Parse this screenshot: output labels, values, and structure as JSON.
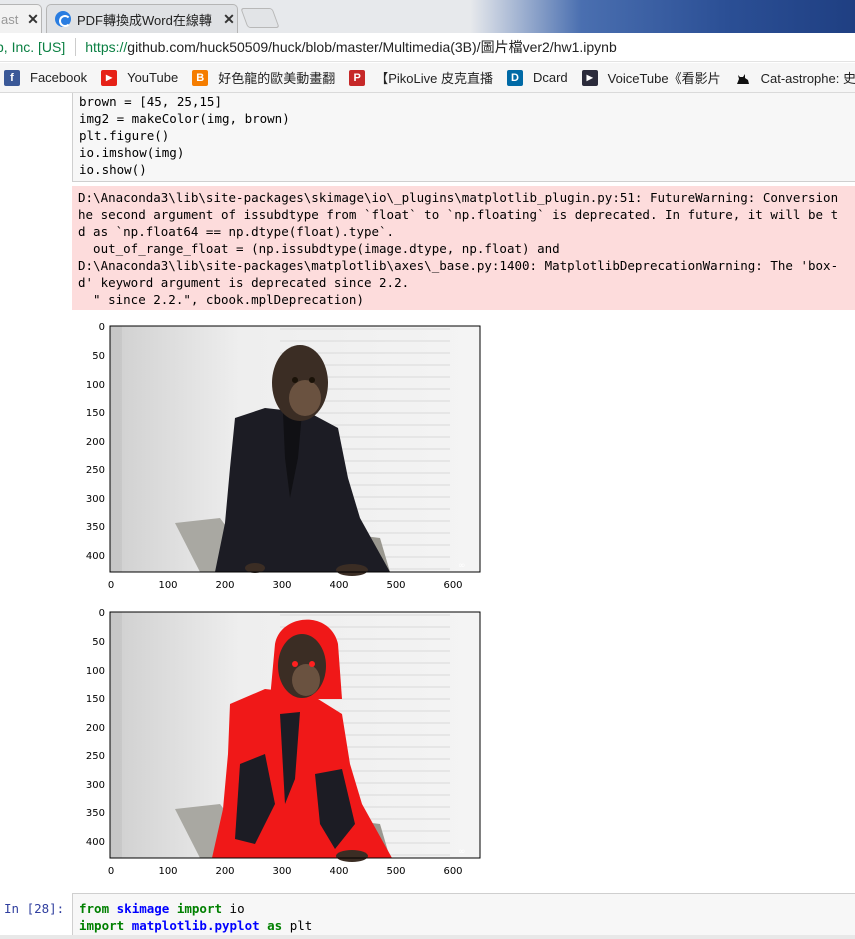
{
  "browser": {
    "tabs": [
      {
        "label": "ast",
        "active": false
      },
      {
        "label": "PDF轉換成Word在線轉",
        "active": true
      }
    ],
    "close_glyph": "✕",
    "address": {
      "ev_label": "b, Inc. [US]",
      "url_https": "https://",
      "url_rest": "github.com/huck50509/huck/blob/master/Multimedia(3B)/圖片檔ver2/hw1.ipynb"
    },
    "bookmarks": [
      {
        "label": "Facebook",
        "icon": "facebook-icon",
        "color": "#3b5998",
        "glyph": "f"
      },
      {
        "label": "YouTube",
        "icon": "youtube-icon",
        "color": "#e62117",
        "glyph": "▶"
      },
      {
        "label": "好色龍的歐美動畫翻",
        "icon": "blogger-icon",
        "color": "#f57d00",
        "glyph": "B"
      },
      {
        "label": "【PikoLive 皮克直播",
        "icon": "pikolive-icon",
        "color": "#c62828",
        "glyph": "P"
      },
      {
        "label": "Dcard",
        "icon": "dcard-icon",
        "color": "#006aa6",
        "glyph": "D"
      },
      {
        "label": "VoiceTube《看影片",
        "icon": "voicetube-icon",
        "color": "#2b2b3b",
        "glyph": "▶"
      },
      {
        "label": "Cat-astrophe: 史帝",
        "icon": "cat-icon",
        "color": "#ffffff",
        "glyph": "🐈"
      }
    ]
  },
  "notebook": {
    "code_top_lines": [
      "brown = [45, 25,15]",
      "img2 = makeColor(img, brown)",
      "plt.figure()",
      "io.imshow(img)",
      "io.show()"
    ],
    "stderr_lines": [
      "D:\\Anaconda3\\lib\\site-packages\\skimage\\io\\_plugins\\matplotlib_plugin.py:51: FutureWarning: Conversion",
      "he second argument of issubdtype from `float` to `np.floating` is deprecated. In future, it will be t",
      "d as `np.float64 == np.dtype(float).type`.",
      "  out_of_range_float = (np.issubdtype(image.dtype, np.float) and",
      "D:\\Anaconda3\\lib\\site-packages\\matplotlib\\axes\\_base.py:1400: MatplotlibDeprecationWarning: The 'box-",
      "d' keyword argument is deprecated since 2.2.",
      "  \" since 2.2.\", cbook.mplDeprecation)"
    ],
    "figures": [
      {
        "name": "original-image",
        "y_ticks": [
          "0",
          "50",
          "100",
          "150",
          "200",
          "250",
          "300",
          "350",
          "400"
        ],
        "x_ticks": [
          "0",
          "100",
          "200",
          "300",
          "400",
          "500",
          "600"
        ],
        "suit_color": "#1c1c24",
        "accent": "#1c1c24"
      },
      {
        "name": "recolored-image",
        "y_ticks": [
          "0",
          "50",
          "100",
          "150",
          "200",
          "250",
          "300",
          "350",
          "400"
        ],
        "x_ticks": [
          "0",
          "100",
          "200",
          "300",
          "400",
          "500",
          "600"
        ],
        "suit_color": "#f01818",
        "accent": "#1c1c24"
      }
    ],
    "bottom_cell": {
      "prompt": "In [28]:",
      "lines": [
        {
          "kw1": "from",
          "mod": "skimage",
          "kw2": "import",
          "rest": "io"
        },
        {
          "kw1": "import",
          "mod": "matplotlib.pyplot",
          "kw2": "as",
          "rest": "plt"
        }
      ]
    }
  }
}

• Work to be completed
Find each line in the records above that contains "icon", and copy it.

• Result for this task
        "icon": "facebook-icon",
        "icon": "youtube-icon",
        "icon": "blogger-icon",
        "icon": "pikolive-icon",
        "icon": "dcard-icon",
        "icon": "voicetube-icon",
        "icon": "cat-icon",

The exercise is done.